The F.B.I. on Monday raided the office and the hotel room of Michael D. Cohen, President Trump’s longtime personal lawyer.

Warrants and Privilege: Legal Questions About the Raids on Trump’s Lawyer

By CHARLIE SAVAGE

The president has suggested that the Justice Department infringed on confidential communication with his lawyer. But exactly what communication between a lawyer and a client is privileged?

Mark Zuckerberg, Facebook’s chief executive, during the first day of congressional hearings this week. He has promised that the company was working to prevent the improper harvesting of user data.
FACT CHECK

Fact Check: What Mark Zuckerberg Said About Facebook, Privacy and Russia

By SHEERA FRENKEL AND LINDA QIU

We fact checked what Facebook’s chief executive is telling lawmakers in congressional hearings about the social network’s responsibilities to users and more.
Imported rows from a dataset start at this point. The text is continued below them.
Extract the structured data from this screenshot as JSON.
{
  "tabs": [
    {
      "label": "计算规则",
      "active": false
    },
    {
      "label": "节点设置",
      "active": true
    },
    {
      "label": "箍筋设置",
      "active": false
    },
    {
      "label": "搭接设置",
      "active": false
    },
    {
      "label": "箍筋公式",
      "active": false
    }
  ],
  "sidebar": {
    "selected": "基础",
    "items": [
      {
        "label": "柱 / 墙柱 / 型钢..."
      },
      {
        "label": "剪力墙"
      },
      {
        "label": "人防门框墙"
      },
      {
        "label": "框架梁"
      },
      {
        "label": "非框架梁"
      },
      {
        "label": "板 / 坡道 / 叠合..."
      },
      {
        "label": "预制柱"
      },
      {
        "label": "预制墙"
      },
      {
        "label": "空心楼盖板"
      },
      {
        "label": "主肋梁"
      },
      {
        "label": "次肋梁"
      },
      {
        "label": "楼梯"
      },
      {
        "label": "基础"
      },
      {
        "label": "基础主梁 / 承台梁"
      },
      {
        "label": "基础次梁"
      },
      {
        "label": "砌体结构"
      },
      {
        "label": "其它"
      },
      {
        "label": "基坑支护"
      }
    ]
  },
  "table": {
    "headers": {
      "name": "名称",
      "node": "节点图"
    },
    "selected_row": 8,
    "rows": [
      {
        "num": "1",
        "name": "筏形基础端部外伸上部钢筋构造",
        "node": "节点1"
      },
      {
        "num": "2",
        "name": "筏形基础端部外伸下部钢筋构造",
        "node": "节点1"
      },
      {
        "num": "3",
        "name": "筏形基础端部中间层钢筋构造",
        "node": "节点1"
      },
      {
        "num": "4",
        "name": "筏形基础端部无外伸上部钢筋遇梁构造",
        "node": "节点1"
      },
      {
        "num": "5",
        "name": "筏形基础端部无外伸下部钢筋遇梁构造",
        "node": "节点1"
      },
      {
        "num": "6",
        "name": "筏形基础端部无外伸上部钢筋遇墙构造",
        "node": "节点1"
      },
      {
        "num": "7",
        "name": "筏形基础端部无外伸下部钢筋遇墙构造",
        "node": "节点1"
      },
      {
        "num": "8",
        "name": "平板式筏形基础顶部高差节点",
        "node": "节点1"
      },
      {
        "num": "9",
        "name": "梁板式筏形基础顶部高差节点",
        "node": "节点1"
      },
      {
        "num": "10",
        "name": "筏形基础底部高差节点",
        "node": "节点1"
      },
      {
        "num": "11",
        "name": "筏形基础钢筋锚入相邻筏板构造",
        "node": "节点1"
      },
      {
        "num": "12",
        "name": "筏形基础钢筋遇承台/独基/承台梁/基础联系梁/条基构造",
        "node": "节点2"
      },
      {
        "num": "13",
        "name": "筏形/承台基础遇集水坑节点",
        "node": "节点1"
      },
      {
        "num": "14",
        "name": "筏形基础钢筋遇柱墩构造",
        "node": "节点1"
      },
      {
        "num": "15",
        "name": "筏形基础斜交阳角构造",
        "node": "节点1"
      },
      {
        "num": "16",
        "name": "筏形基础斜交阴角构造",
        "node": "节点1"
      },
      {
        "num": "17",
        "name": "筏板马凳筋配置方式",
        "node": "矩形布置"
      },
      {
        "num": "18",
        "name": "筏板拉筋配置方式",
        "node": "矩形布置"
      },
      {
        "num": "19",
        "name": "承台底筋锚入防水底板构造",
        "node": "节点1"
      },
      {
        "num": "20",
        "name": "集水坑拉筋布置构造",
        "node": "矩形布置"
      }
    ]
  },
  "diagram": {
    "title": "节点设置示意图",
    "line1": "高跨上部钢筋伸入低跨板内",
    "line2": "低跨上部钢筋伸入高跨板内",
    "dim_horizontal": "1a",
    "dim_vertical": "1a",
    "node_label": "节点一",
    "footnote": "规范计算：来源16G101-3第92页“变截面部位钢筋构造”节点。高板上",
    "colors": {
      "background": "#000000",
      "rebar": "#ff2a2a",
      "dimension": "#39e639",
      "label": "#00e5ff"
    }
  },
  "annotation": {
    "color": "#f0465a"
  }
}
President Trump’s friendly visit with Emir Tamim bin Hamad Al-Thani of Qatar at the Oval Office on Tuesday was a remarkable turnaround for Mr. Trump.

Trump Now Sees Qatar as an Ally Against Terrorism

By PETER BAKER

Last year, he denounced the Persian Gulf state as a “funder of terrorism.” But on Tuesday, the president hosted Qatar’s emir at the White House and praised him as a “great friend.”

Amherst College in Massachusetts confirmed that it was among the institutions that received the recent letter from the Justice Department.

Justice Department Opens Inquiry Into College Early Admissions

By ERICA L. GREEN

The department’s Antitrust Division is looking into the way colleges and universities use the early decision application process, possibly with an eye on collusion.

Thomas P. Bossert, President Trump’s homeland security adviser, during a briefing at the White House in August.

Thomas Bossert, Trump’s Chief Adviser on Homeland Security, Is Forced Out

By MARK LANDLER

The departure of Mr. Bossert coincided with the arrival of John R. Bolton as the president’s national security adviser.